This includes a $2.9 billion loan and a revolving credit line available to the competition for $500 million. Under the new conditions, financial leverage will not apply until 1 January, 2022.
In exchange, Formula 1 will undergo a series of additional conditions to the current contracts, which includes maintaining a minimum liquidity of $200 million and certain restrictions on dividends, as well as other payments and not incurring additional debt.
Chase Carey, chairman and chief executive of Formula 1, said: “This new flexibility in our debt covenants, along with a strong balance sheet and ample liquidity, will enable us to weather this difficult time and we are excited to start the season in Austria.”
Last month Liberty issued Formula 1’s first quarter financial results showing a significant drop in revenue, reaching only $39 million in the first three months of 2020 as opposed to $246 million for the same period last year.
In April, it announced it had increased the sport’s liquidity and given some of its teams advanced payments to ensure their survival while the sport is suspended because of the pandemic.
The 2020 Formula 1 season, which was due to start in March, will get underway this weekend in Austria, with the first of eight behind-closed-doors European races condensed into 10 weeks.
Meanwhile, the FIA, motor racing’s international governing body, has agreed a multi-year partnership with SBG Sports Software, which becomes the exclusive official supplier of race control systems.
SBG will supply its circuit supervision and incident review system, ‘RaceWatch Race Control’, to major FIA-run series.
The system's applications, ‘RaceWatchMS’ and ‘RaceWatchID’, will provide an integrated marshalling, stewarding, video review, scrutineering and race management capability with live management of circuit action and review of data, video and radio communications.
The new deal extends the FIA's almost decade-long relationship with SBG Sports Software, with RaceWatch being used to officiate and manage races in the Formula 1 World Championship since 2011.
It has additionally been utilised in electric racing's Formula E and the FIA World Endurance Championship since 2015 and is now also being deployed in the FIA World Rally Championship.

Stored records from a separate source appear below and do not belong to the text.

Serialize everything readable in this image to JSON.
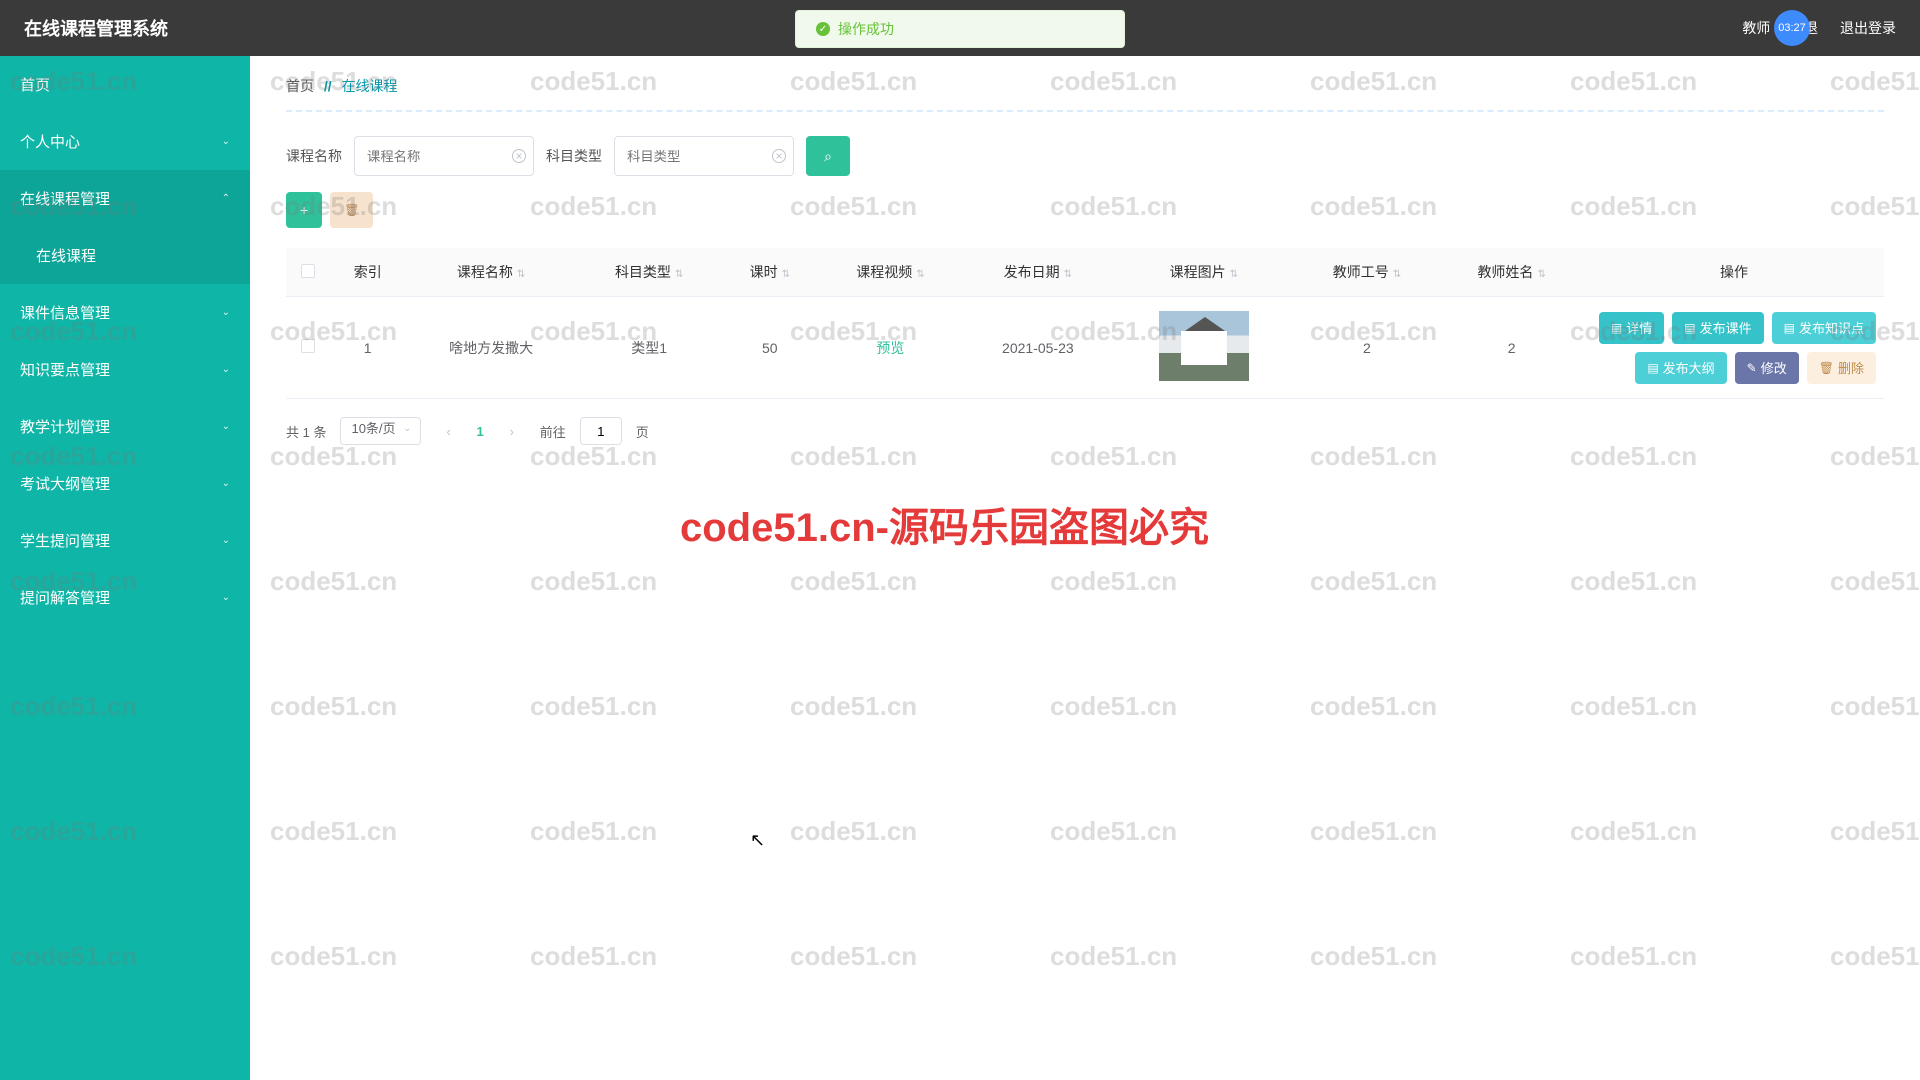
{
  "topbar": {
    "brand": "在线课程管理系统",
    "user": "教师 2",
    "back": "退",
    "logout": "退出登录",
    "time_badge": "03:27"
  },
  "toast": {
    "text": "操作成功"
  },
  "sidebar": {
    "items": [
      {
        "label": "首页",
        "expandable": false
      },
      {
        "label": "个人中心",
        "expandable": true
      },
      {
        "label": "在线课程管理",
        "expandable": true,
        "open": true
      },
      {
        "label": "在线课程",
        "child": true
      },
      {
        "label": "课件信息管理",
        "expandable": true
      },
      {
        "label": "知识要点管理",
        "expandable": true
      },
      {
        "label": "教学计划管理",
        "expandable": true
      },
      {
        "label": "考试大纲管理",
        "expandable": true
      },
      {
        "label": "学生提问管理",
        "expandable": true
      },
      {
        "label": "提问解答管理",
        "expandable": true
      }
    ]
  },
  "breadcrumb": {
    "home": "首页",
    "sep": "//",
    "current": "在线课程"
  },
  "filters": {
    "name_label": "课程名称",
    "name_placeholder": "课程名称",
    "type_label": "科目类型",
    "type_placeholder": "科目类型",
    "search_icon": "⌕"
  },
  "actions": {
    "add_icon": "+",
    "del_icon": "🗑"
  },
  "table": {
    "headers": [
      "",
      "索引",
      "课程名称",
      "科目类型",
      "课时",
      "课程视频",
      "发布日期",
      "课程图片",
      "教师工号",
      "教师姓名",
      "操作"
    ],
    "rows": [
      {
        "index": "1",
        "name": "啥地方发撒大",
        "type": "类型1",
        "hours": "50",
        "video": "预览",
        "date": "2021-05-23",
        "image": "house",
        "tid": "2",
        "tname": "2"
      }
    ],
    "ops": {
      "detail": "详情",
      "pub_courseware": "发布课件",
      "pub_knowledge": "发布知识点",
      "pub_outline": "发布大纲",
      "edit": "修改",
      "delete": "删除"
    }
  },
  "pager": {
    "total": "共 1 条",
    "page_size": "10条/页",
    "current": "1",
    "goto_prefix": "前往",
    "goto_value": "1",
    "goto_suffix": "页"
  },
  "watermark": {
    "small": "code51.cn",
    "big": "code51.cn-源码乐园盗图必究"
  }
}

As part of the new partnership, SBG will also join the FIA Industry Working Group leading the development of race management and safety technology for circuits worldwide.
Elsewhere, Zak Brown, chief executive of the McLaren Formula 1 team, has insisted the team’s financial issues have been resolved.
Brown’s declaration came just days after the McLaren Group launched legal action in an effort to secure urgent funding and to keep it from having to sell a stake in the team.
He told German automobile magazine Auto Motor und Sport that “the problems have been solved. You will hear positive news from us in the next few days."
McLaren last week said it was facing an “impending liquidity shortfall”, which required new funds to be injected “no later than 17 July” due to financial hardship brought about by the pandemic.
In other developments, Mercedes will use a new black livery on its cars this season in an effort to promote greater diversity and inclusion in the sport.
The team had used silver as its colour scheme since the 1930s.
Mercedes said the Black Lives Matter movement had "shone a searching light on how much we need new measures and actions in the fight against racism."
The team will also launch a diversity and inclusion programme that will include raising awareness, analysis of its recruitment programme, collaboration with Formula 1 stakeholders on accessibility and education initiatives.